Italy: Amalfi Coast: Where to Stay: Luxury: Le Sirenuse
A Capri local once told me, “Positano is Le Sirenuse,” referring to the legendary hotel that has been expertly run by the Sersale family for nearly six decades. Since it opened as an albergo in 1951 (in one of the town’s most beautiful private homes), the Sirenuse has garnered an international reputation that precedes any stay here, but it lives up to the hype with Italian aplomb. The sixty-two-room property is built into the steep hillside of Positano, whose stacked tangle of pastel-colored houses, lush gardens and crumbling palazzos look like a cross between Egon Schiele’s dramatic cityscapes and the colorful whimsy of Dr. Seuss. In contrast to the frenzied setting—Positano’s narrow streets are eternally overrun and overheated and, for a first-time visitor in particular, can be overwhelming—the Sirenuse exudes an uncanny mix of serenity and elegance; it’s the kind of place where you audibly exhale upon arrival and vow not to leave for the remainder of your stay (it helps that the views, suspended between sea and sky, are stunning).

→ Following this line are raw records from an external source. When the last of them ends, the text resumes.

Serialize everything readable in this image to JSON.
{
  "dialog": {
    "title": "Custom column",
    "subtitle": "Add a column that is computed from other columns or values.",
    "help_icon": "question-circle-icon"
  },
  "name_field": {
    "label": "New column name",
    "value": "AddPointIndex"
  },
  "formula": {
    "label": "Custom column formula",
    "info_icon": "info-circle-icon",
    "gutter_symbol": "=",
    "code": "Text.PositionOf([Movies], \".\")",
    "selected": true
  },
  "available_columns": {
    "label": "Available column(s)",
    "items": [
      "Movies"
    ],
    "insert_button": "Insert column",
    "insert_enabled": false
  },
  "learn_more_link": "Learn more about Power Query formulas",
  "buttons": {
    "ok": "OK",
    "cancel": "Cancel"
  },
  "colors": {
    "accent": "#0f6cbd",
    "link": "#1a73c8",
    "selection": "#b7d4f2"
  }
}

Many details remind that this was once a handsome private estate: rooms throughout are filled with museum-worthy antiques (guests can take a self-guided art tour, which leads past treasures like a framed passport, issued to a member of the Sersale family in 1754, and a large panorama of Rome dating from the 18th century). The many terraces, patios and sitting areas are lined with heavy terra-cotta pots and urns, which are planted with lemon trees and fragrant flowers. But even though the decor is classic Positano, with ceramic-tile floors, antiques and tasteful furnishings, the Sirenuse is not stuck in the past, thanks in large part to its dynamic general manager, Antonio Sersale. Under his guidance, a high-tech spa and buzzy Champagne and Oyster Bar were added in recent years, and both draw a chic young crowd. There’s Wi-Fi throughout the hotel, and guest rooms come with flat-screen TVs, Jacuzzis and iPod docking stations. Of course, considering the spectacular views (all but five standard rooms open onto the sea), you may forget all about these amenities.
The pool area, on a large terrace overlooking the sea, is one of the most delicious spots for reading and relaxing: sitting on one of the white poolside lounges, it’s easy to feel like you’re on the deck of a giant boat. While honeymooners figure prominently among guests, many of them rarely emerge from their suites; though the lovely staff is happy to arrange day trips, including boating excursions, considered by many the only way to “do” the coast (there are few pebbly beaches along the Amalfi Coast, and the one in Positano gets very crowded in summer). The floor mats in the tiny elevator, printed with each day of the week, are changed daily—a whimsical touch that shows how easy it is to lose track of time here. Rooms from €500 ($780).
WHO SHOULD STAY: Romantics, sybarites, art aficionados and those willing to splurge on one of Italy’s most iconic resorts.
WHO SHOULD NOT STAY: Families with children under the age of eight (they’re not permitted during the high season, May–September).
ROOMS TO GET: Each room is different, and return guests all have their favorites (you can make the request, but the hotel does not confirm room assignments until you arrive). Luckily, all the sea-facing rooms are charming. One-bedroom Suite 74-75 has a spectacular bathroom with a double Jacuzzi from which to take in the views; spacious Suite 85 comes with an ultraprivate corner terrace. There are five standard rooms that do not have sea views; if those are the only ones available, book elsewhere. For the ultimate hideaway, request one of the nine Junior Suites.
WHAT TO KNOW: Even if you’re not staying here, come for an aperitif at the Champagne & Oyster Bar and make a reservation for dinner at the uber-romantic La Sponda.— Simone Girner 08/01/2008